The president’s strategy for diplomacy with North Korea in particular “encapsulates the Trump approach to presidential powers and operating on the world stage,” Garrett said, adding that Trump’s strategy violated long-held norms on how to negotiate with “an adversary.”
The first phase of the U.S.-North Korea relationship under Trump – characterized by the president’s now-famous “fire and fury” threat – “created a sense of anxiety, panic and unease about what the president intended to do,” Garrett said, adding that when the president met with the North Korean leader Kim Jong-Un in June of 2018, his mindset “was completely outside everything that existed before the Trump presidency” in terms of U.S. foreign policy.
According to Garrett, Henry Kissinger – secretary of state under Nixon – has advised Trump to use his unpredictability as a tool. Subsequently, “the president has taken that to higher levels ... of flexibility and improvisation that even Henry Kissinger could not have imagined,” Garrett said.
“What do I expect in Vietnam?” Garrett rhetorically asked, referring to the location of the president’s planned second summit with the North Korean leader. He answered, “What I always expect with the Trump presidency: the unexpected.”
Unexpectedness, Dean said, is not necessarily a bad tactic in every case, pointing to Nixon’s famous nuclear “madman theory.” Trump’s unexpectedness with North Korea is different in that “diplomacy is different than foreign policy,” Dean said, adding that he does not think the president is “rational” enough to employ this tactic properly and safely.
The panel broached the related topic of Trump’s struggle to cooperate with co-equal branches of government.
They each agreed that the recent government shutdown – the longest in U.S. history and caused by the president’s inability to secure congressional funding for his border wall – best portrayed the president’s inability to work with this Congress.
According to Garrett, the showdown between Trump and recently empowered House Speaker Nancy Pelosi over whether or not she would invite the president to deliver the State of the Union address in her chamber amid the shutdown taught the country a lesson about the relationship between the legislative and executive branches.
“Institutional powers mattered: they ran up against the presidency, and the presidency had to acknowledge them,” Garrett said.
Although Dean believed the State of the Union spat between the president and Pelosi was a “small matter,” he said, “part of Trump’s legacy ... is we tested our checks and balances system and [the] institutional design of our Constitution.”

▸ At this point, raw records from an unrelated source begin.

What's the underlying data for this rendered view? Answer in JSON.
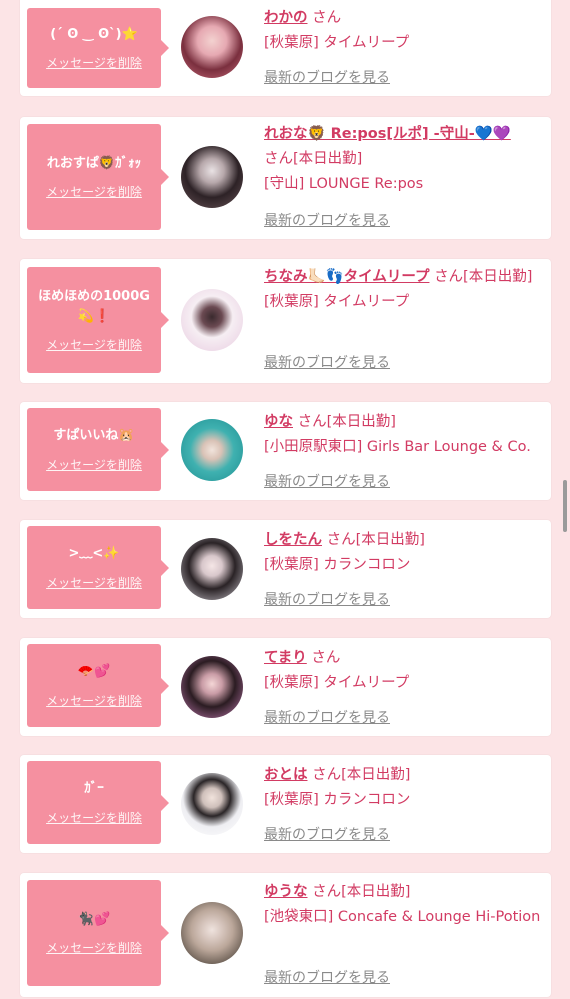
{
  "delete_label": "メッセージを削除",
  "blog_label": "最新のブログを見る",
  "cards": [
    {
      "message": "(´ ʘ ‿ ʘ`)⭐",
      "name": "わかの",
      "suffix": "さん",
      "shop": "[秋葉原] タイムリープ"
    },
    {
      "message": "れおすぱ🦁ｶﾞｫｯ",
      "name": "れおな🦁 Re:pos[ルポ] -守山-💙💜",
      "suffix": "さん[本日出勤]",
      "shop": "[守山] LOUNGE Re:pos"
    },
    {
      "message": "ほめほめの1000G💫❗",
      "name": "ちなみ🦶🏻👣タイムリープ",
      "suffix": "さん[本日出勤]",
      "shop": "[秋葉原] タイムリープ"
    },
    {
      "message": "すぱいいね🐹",
      "name": "ゆな",
      "suffix": "さん[本日出勤]",
      "shop": "[小田原駅東口] Girls Bar Lounge & Co."
    },
    {
      "message": ">﹏<✨",
      "name": "しをたん",
      "suffix": "さん[本日出勤]",
      "shop": "[秋葉原] カランコロン"
    },
    {
      "message": "🪭💕",
      "name": "てまり",
      "suffix": "さん",
      "shop": "[秋葉原] タイムリープ"
    },
    {
      "message": "ｶﾞｰ",
      "name": "おとは",
      "suffix": "さん[本日出勤]",
      "shop": "[秋葉原] カランコロン"
    },
    {
      "message": "🐈‍⬛💕",
      "name": "ゆうな",
      "suffix": "さん[本日出勤]",
      "shop": "[池袋東口] Concafe & Lounge Hi-Potion"
    }
  ],
  "colors": {
    "accent": "#d23b63",
    "bubble": "#f590a0",
    "background": "#fce4e6"
  }
}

Generally, Garrett said, because of the animus Trump has expressed for traditional, democratic U.S. institutions, “We now have a much more lively conversation about our institutions; how are they populated, what are their powers, how are they structurally aligned with one another, what is their underlying purpose and how valid and vital are they to our overall political experience?”